Opposition-leader Ed Miliband has vowed to end Britain's reliance on cheap labour should his party be successful at the next General Election in 2015, reports the BBC.
Mr Miliband used an article in The Independent on Sunday to describe the UK's 'chronic' dependency on cheap foreign labour, and vowed to put an end to it if Labour wins the next election.
He specifically targeted low-skilled immigration, saying that it was making the crisis in cost-of-living worse.
If Labour wins the next election, Mr Miliband has pledged to close a loophole in employment law that allows companies to pay their agency staff less than their permanent workers.

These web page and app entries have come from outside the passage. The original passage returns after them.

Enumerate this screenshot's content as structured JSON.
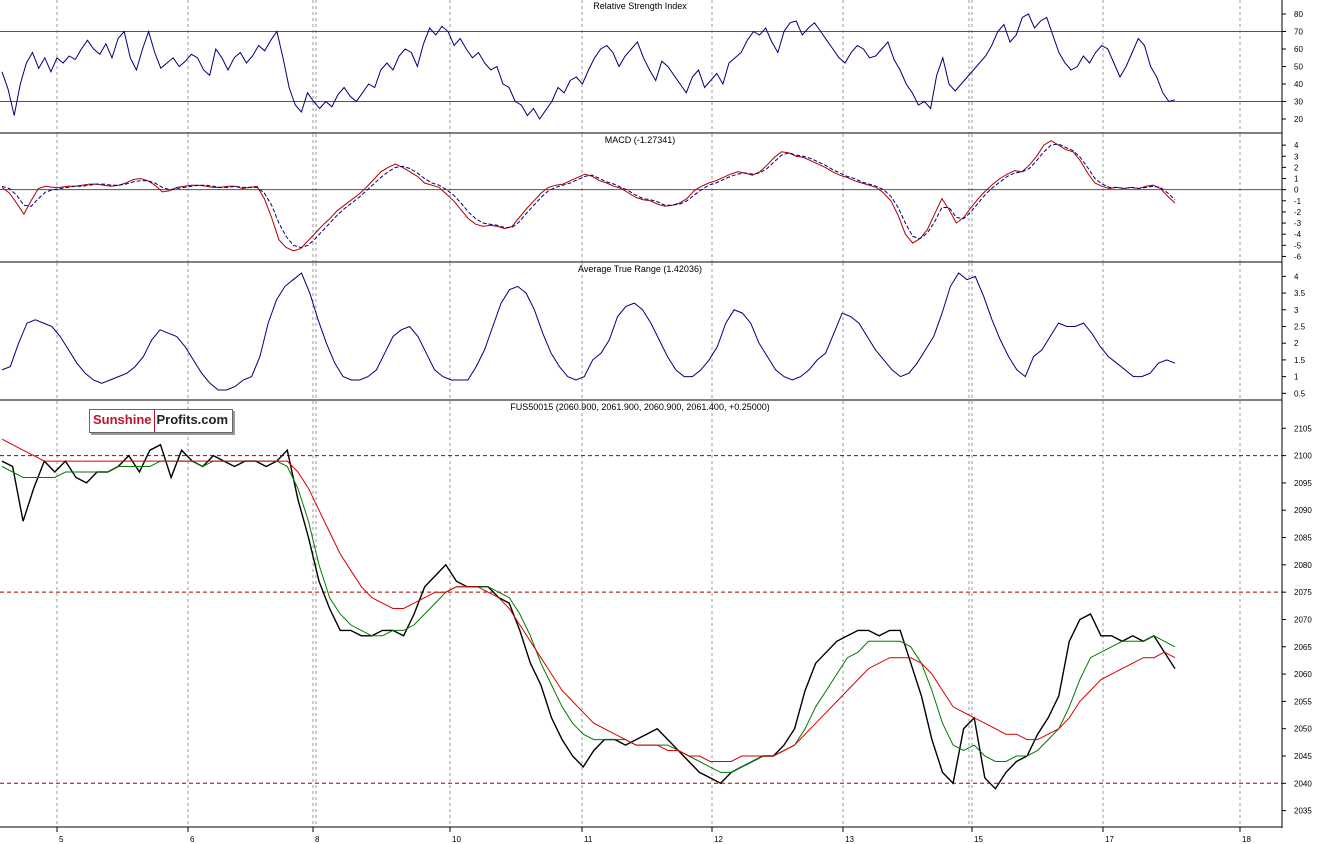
{
  "logo": {
    "part1": "Sunshine",
    "part2": "Profits.com"
  },
  "chart_data": [
    {
      "type": "line",
      "title": "Relative Strength Index",
      "ylim": [
        12,
        88
      ],
      "yticks": [
        20,
        30,
        40,
        50,
        60,
        70,
        80
      ],
      "reference_lines": [
        30,
        70
      ],
      "series": [
        {
          "color": "#00007a",
          "values": [
            47,
            37,
            22,
            40,
            52,
            58,
            49,
            55,
            47,
            55,
            52,
            56,
            54,
            60,
            65,
            60,
            57,
            63,
            55,
            66,
            70,
            55,
            48,
            60,
            70,
            58,
            49,
            52,
            55,
            50,
            53,
            57,
            55,
            48,
            45,
            60,
            55,
            48,
            55,
            58,
            52,
            56,
            62,
            59,
            65,
            70,
            55,
            38,
            28,
            24,
            35,
            30,
            26,
            30,
            27,
            34,
            38,
            33,
            30,
            35,
            40,
            38,
            48,
            52,
            48,
            56,
            60,
            58,
            50,
            63,
            72,
            68,
            73,
            70,
            62,
            66,
            60,
            55,
            58,
            52,
            48,
            50,
            40,
            38,
            30,
            28,
            22,
            26,
            20,
            25,
            30,
            38,
            35,
            42,
            44,
            40,
            48,
            55,
            60,
            62,
            58,
            50,
            56,
            60,
            64,
            55,
            48,
            42,
            53,
            50,
            45,
            40,
            35,
            44,
            48,
            38,
            42,
            46,
            40,
            52,
            55,
            58,
            65,
            70,
            68,
            72,
            64,
            58,
            70,
            75,
            76,
            68,
            72,
            75,
            70,
            65,
            60,
            55,
            52,
            58,
            62,
            60,
            55,
            56,
            60,
            64,
            54,
            48,
            40,
            35,
            28,
            30,
            26,
            45,
            55,
            40,
            36,
            40,
            44,
            48,
            52,
            56,
            62,
            70,
            74,
            64,
            68,
            78,
            80,
            72,
            76,
            78,
            68,
            58,
            52,
            48,
            50,
            56,
            52,
            58,
            62,
            60,
            52,
            44,
            50,
            58,
            66,
            62,
            50,
            44,
            35,
            30,
            31
          ]
        }
      ]
    },
    {
      "type": "line",
      "title": "MACD (-1.27341)",
      "ylim": [
        -6.5,
        5
      ],
      "yticks": [
        -6,
        -5,
        -4,
        -3,
        -2,
        -1,
        0,
        1,
        2,
        3,
        4
      ],
      "reference_lines": [
        0
      ],
      "series": [
        {
          "name": "MACD",
          "color": "#b00000",
          "values": [
            0.2,
            -0.3,
            -1.2,
            -2.2,
            -1.0,
            0.1,
            0.3,
            0.2,
            0.2,
            0.3,
            0.3,
            0.4,
            0.5,
            0.5,
            0.4,
            0.3,
            0.4,
            0.6,
            0.9,
            1.0,
            0.8,
            0.4,
            -0.2,
            -0.1,
            0.2,
            0.3,
            0.4,
            0.4,
            0.3,
            0.2,
            0.2,
            0.3,
            0.3,
            0.1,
            0.2,
            0.3,
            -0.8,
            -2.5,
            -4.5,
            -5.2,
            -5.5,
            -5.3,
            -4.6,
            -3.9,
            -3.2,
            -2.6,
            -1.9,
            -1.4,
            -0.9,
            -0.4,
            0.2,
            0.9,
            1.6,
            2.0,
            2.3,
            2.0,
            1.6,
            1.2,
            0.6,
            0.4,
            0.2,
            -0.4,
            -1.0,
            -1.8,
            -2.6,
            -3.1,
            -3.3,
            -3.2,
            -3.3,
            -3.5,
            -3.3,
            -2.5,
            -1.7,
            -1.0,
            -0.3,
            0.2,
            0.4,
            0.5,
            0.8,
            1.1,
            1.4,
            1.2,
            0.8,
            0.6,
            0.3,
            0.1,
            -0.3,
            -0.7,
            -0.9,
            -1.0,
            -1.3,
            -1.5,
            -1.4,
            -1.2,
            -0.8,
            -0.1,
            0.3,
            0.6,
            0.8,
            1.1,
            1.4,
            1.6,
            1.5,
            1.3,
            1.6,
            2.2,
            2.9,
            3.4,
            3.3,
            3.0,
            2.9,
            2.6,
            2.3,
            2.0,
            1.6,
            1.3,
            1.1,
            0.8,
            0.6,
            0.4,
            0.2,
            -0.3,
            -1.0,
            -2.3,
            -4.0,
            -4.8,
            -4.4,
            -3.6,
            -2.2,
            -0.8,
            -1.8,
            -3.0,
            -2.5,
            -1.6,
            -0.8,
            -0.1,
            0.5,
            1.0,
            1.4,
            1.7,
            1.6,
            2.2,
            3.0,
            4.0,
            4.4,
            4.0,
            3.6,
            3.4,
            2.6,
            1.5,
            0.6,
            0.3,
            0.1,
            0.2,
            0.1,
            0.2,
            0.1,
            0.3,
            0.4,
            0.1,
            -0.6,
            -1.2
          ]
        },
        {
          "name": "Signal",
          "color": "#000080",
          "dashed": true,
          "values": [
            0.3,
            0.1,
            -0.5,
            -1.4,
            -1.5,
            -0.8,
            -0.2,
            0.0,
            0.1,
            0.2,
            0.3,
            0.3,
            0.4,
            0.5,
            0.5,
            0.4,
            0.4,
            0.5,
            0.7,
            0.8,
            0.8,
            0.6,
            0.2,
            0.0,
            0.1,
            0.2,
            0.3,
            0.4,
            0.4,
            0.3,
            0.2,
            0.2,
            0.3,
            0.2,
            0.2,
            0.2,
            -0.3,
            -1.4,
            -3.0,
            -4.2,
            -5.0,
            -5.2,
            -5.0,
            -4.4,
            -3.7,
            -3.0,
            -2.3,
            -1.7,
            -1.2,
            -0.7,
            -0.1,
            0.5,
            1.1,
            1.6,
            2.0,
            2.1,
            1.9,
            1.5,
            1.0,
            0.6,
            0.4,
            0.0,
            -0.5,
            -1.2,
            -2.0,
            -2.6,
            -3.0,
            -3.1,
            -3.2,
            -3.4,
            -3.4,
            -2.9,
            -2.1,
            -1.4,
            -0.7,
            -0.1,
            0.2,
            0.4,
            0.6,
            0.9,
            1.2,
            1.3,
            1.0,
            0.7,
            0.5,
            0.2,
            -0.1,
            -0.5,
            -0.8,
            -0.9,
            -1.1,
            -1.4,
            -1.4,
            -1.3,
            -1.0,
            -0.5,
            0.0,
            0.4,
            0.6,
            0.9,
            1.2,
            1.4,
            1.5,
            1.4,
            1.5,
            1.9,
            2.5,
            3.1,
            3.3,
            3.1,
            3.0,
            2.8,
            2.5,
            2.2,
            1.8,
            1.5,
            1.2,
            1.0,
            0.7,
            0.5,
            0.3,
            0.0,
            -0.6,
            -1.6,
            -3.0,
            -4.2,
            -4.4,
            -3.9,
            -2.9,
            -1.6,
            -1.6,
            -2.5,
            -2.6,
            -2.0,
            -1.2,
            -0.4,
            0.2,
            0.7,
            1.2,
            1.5,
            1.6,
            1.9,
            2.6,
            3.4,
            4.0,
            4.1,
            3.8,
            3.5,
            2.9,
            2.0,
            1.0,
            0.5,
            0.2,
            0.2,
            0.1,
            0.2,
            0.1,
            0.2,
            0.3,
            0.2,
            -0.3,
            -0.9
          ]
        }
      ]
    },
    {
      "type": "line",
      "title": "Average True Range (1.42036)",
      "ylim": [
        0.3,
        4.4
      ],
      "yticks": [
        0.5,
        1.0,
        1.5,
        2.0,
        2.5,
        3.0,
        3.5,
        4.0
      ],
      "series": [
        {
          "color": "#00007a",
          "values": [
            1.2,
            1.3,
            2.0,
            2.6,
            2.7,
            2.6,
            2.5,
            2.2,
            1.8,
            1.4,
            1.1,
            0.9,
            0.8,
            0.9,
            1.0,
            1.1,
            1.3,
            1.6,
            2.1,
            2.4,
            2.3,
            2.2,
            1.9,
            1.5,
            1.1,
            0.8,
            0.6,
            0.6,
            0.7,
            0.9,
            1.0,
            1.6,
            2.6,
            3.3,
            3.7,
            3.9,
            4.1,
            3.5,
            2.7,
            2.0,
            1.4,
            1.0,
            0.9,
            0.9,
            1.0,
            1.2,
            1.7,
            2.2,
            2.4,
            2.5,
            2.2,
            1.7,
            1.2,
            1.0,
            0.9,
            0.9,
            0.9,
            1.3,
            1.8,
            2.5,
            3.2,
            3.6,
            3.7,
            3.5,
            3.0,
            2.3,
            1.7,
            1.3,
            1.0,
            0.9,
            1.0,
            1.5,
            1.7,
            2.1,
            2.8,
            3.1,
            3.2,
            3.0,
            2.6,
            2.1,
            1.6,
            1.2,
            1.0,
            1.0,
            1.2,
            1.5,
            1.9,
            2.6,
            3.0,
            2.9,
            2.6,
            2.0,
            1.6,
            1.2,
            1.0,
            0.9,
            1.0,
            1.2,
            1.5,
            1.7,
            2.3,
            2.9,
            2.8,
            2.6,
            2.2,
            1.8,
            1.5,
            1.2,
            1.0,
            1.1,
            1.4,
            1.8,
            2.2,
            2.9,
            3.7,
            4.1,
            3.9,
            4.0,
            3.4,
            2.7,
            2.1,
            1.6,
            1.2,
            1.0,
            1.6,
            1.8,
            2.2,
            2.6,
            2.5,
            2.5,
            2.6,
            2.3,
            1.9,
            1.6,
            1.4,
            1.2,
            1.0,
            1.0,
            1.1,
            1.4,
            1.5,
            1.4
          ]
        }
      ]
    },
    {
      "type": "line",
      "title": "FUS50015 (2060.900, 2061.900, 2060.900, 2061.400, +0.25000)",
      "ylim": [
        2032,
        2110
      ],
      "yticks": [
        2035,
        2040,
        2045,
        2050,
        2055,
        2060,
        2065,
        2070,
        2075,
        2080,
        2085,
        2090,
        2095,
        2100,
        2105
      ],
      "xticks": [
        "5",
        "6",
        "8",
        "10",
        "11",
        "12",
        "13",
        "15",
        "17",
        "18"
      ],
      "reference_lines": [
        2100,
        2075,
        2040
      ],
      "series": [
        {
          "name": "Price",
          "color": "#000000",
          "values": [
            2099,
            2098,
            2088,
            2094,
            2099,
            2097,
            2099,
            2096,
            2095,
            2097,
            2097,
            2098,
            2100,
            2097,
            2101,
            2102,
            2096,
            2101,
            2099,
            2098,
            2100,
            2099,
            2098,
            2099,
            2099,
            2098,
            2099,
            2101,
            2092,
            2085,
            2077,
            2072,
            2068,
            2068,
            2067,
            2067,
            2068,
            2068,
            2067,
            2071,
            2076,
            2078,
            2080,
            2077,
            2076,
            2076,
            2076,
            2074,
            2073,
            2068,
            2062,
            2058,
            2052,
            2048,
            2045,
            2043,
            2046,
            2048,
            2048,
            2047,
            2048,
            2049,
            2050,
            2048,
            2046,
            2044,
            2042,
            2041,
            2040,
            2042,
            2043,
            2044,
            2045,
            2045,
            2047,
            2050,
            2057,
            2062,
            2064,
            2066,
            2067,
            2068,
            2068,
            2067,
            2068,
            2068,
            2062,
            2056,
            2048,
            2042,
            2040,
            2050,
            2052,
            2041,
            2039,
            2042,
            2044,
            2045,
            2049,
            2052,
            2056,
            2066,
            2070,
            2071,
            2067,
            2067,
            2066,
            2067,
            2066,
            2067,
            2064,
            2061
          ]
        },
        {
          "name": "MA short",
          "color": "#007a00",
          "values": [
            2098,
            2097,
            2096,
            2096,
            2096,
            2096,
            2097,
            2097,
            2097,
            2097,
            2097,
            2098,
            2098,
            2098,
            2098,
            2099,
            2099,
            2099,
            2099,
            2098,
            2099,
            2099,
            2099,
            2099,
            2099,
            2099,
            2099,
            2098,
            2094,
            2088,
            2080,
            2074,
            2071,
            2069,
            2068,
            2067,
            2067,
            2068,
            2068,
            2069,
            2071,
            2073,
            2075,
            2076,
            2076,
            2076,
            2076,
            2075,
            2074,
            2071,
            2067,
            2062,
            2058,
            2054,
            2051,
            2049,
            2048,
            2048,
            2048,
            2048,
            2047,
            2047,
            2047,
            2047,
            2046,
            2045,
            2044,
            2043,
            2042,
            2042,
            2043,
            2044,
            2045,
            2045,
            2046,
            2047,
            2050,
            2054,
            2057,
            2060,
            2063,
            2064,
            2066,
            2066,
            2066,
            2066,
            2065,
            2062,
            2057,
            2051,
            2047,
            2046,
            2047,
            2045,
            2044,
            2044,
            2045,
            2045,
            2046,
            2048,
            2050,
            2054,
            2059,
            2063,
            2064,
            2065,
            2066,
            2066,
            2066,
            2067,
            2066,
            2065
          ]
        },
        {
          "name": "MA long",
          "color": "#d80000",
          "values": [
            2103,
            2102,
            2101,
            2100,
            2099,
            2099,
            2099,
            2099,
            2099,
            2099,
            2099,
            2099,
            2099,
            2099,
            2099,
            2099,
            2099,
            2099,
            2099,
            2099,
            2099,
            2099,
            2099,
            2099,
            2099,
            2099,
            2099,
            2099,
            2097,
            2094,
            2090,
            2086,
            2082,
            2079,
            2076,
            2074,
            2073,
            2072,
            2072,
            2073,
            2074,
            2075,
            2075,
            2076,
            2076,
            2076,
            2075,
            2074,
            2072,
            2069,
            2066,
            2063,
            2060,
            2057,
            2055,
            2053,
            2051,
            2050,
            2049,
            2048,
            2047,
            2047,
            2047,
            2046,
            2046,
            2045,
            2045,
            2044,
            2044,
            2044,
            2045,
            2045,
            2045,
            2045,
            2046,
            2047,
            2049,
            2051,
            2053,
            2055,
            2057,
            2059,
            2061,
            2062,
            2063,
            2063,
            2063,
            2062,
            2060,
            2057,
            2054,
            2053,
            2052,
            2051,
            2050,
            2049,
            2049,
            2048,
            2048,
            2049,
            2050,
            2052,
            2055,
            2057,
            2059,
            2060,
            2061,
            2062,
            2063,
            2063,
            2064,
            2063
          ]
        }
      ]
    }
  ]
}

Although the EU's Agency Workers Directive currently means that temporary workers should be paid the same as permanent workers, many firms are able to bypass this law by offering the agency temps permanent contracts with a clause opting them out of this particular legislation.
"We have to change our country's chronic dependency on low-skill, low-wage labour. A dependency that is getting worse not better," he wrote in The Independent on Sunday.
"What chance of rising living standards for all when unscrupulous firms can exploit workers from abroad to get around the minimum wage?" he added.
The Labour leader proposes to fine firms that do not pay the National Minimum Wage to all of their employees, and to ban recruiters from employing only migrants and not UK nationals, as is a common practice at present.
However, Mr Miliband's assault on cheap labour was viewed dimly by the Confederation of British Industry.
Katja Hall is the CBI's chief policy director.
"The flexible labour market in this country has saved jobs and kept our economy going during tough times," she said in response to Mr Miliband's claims.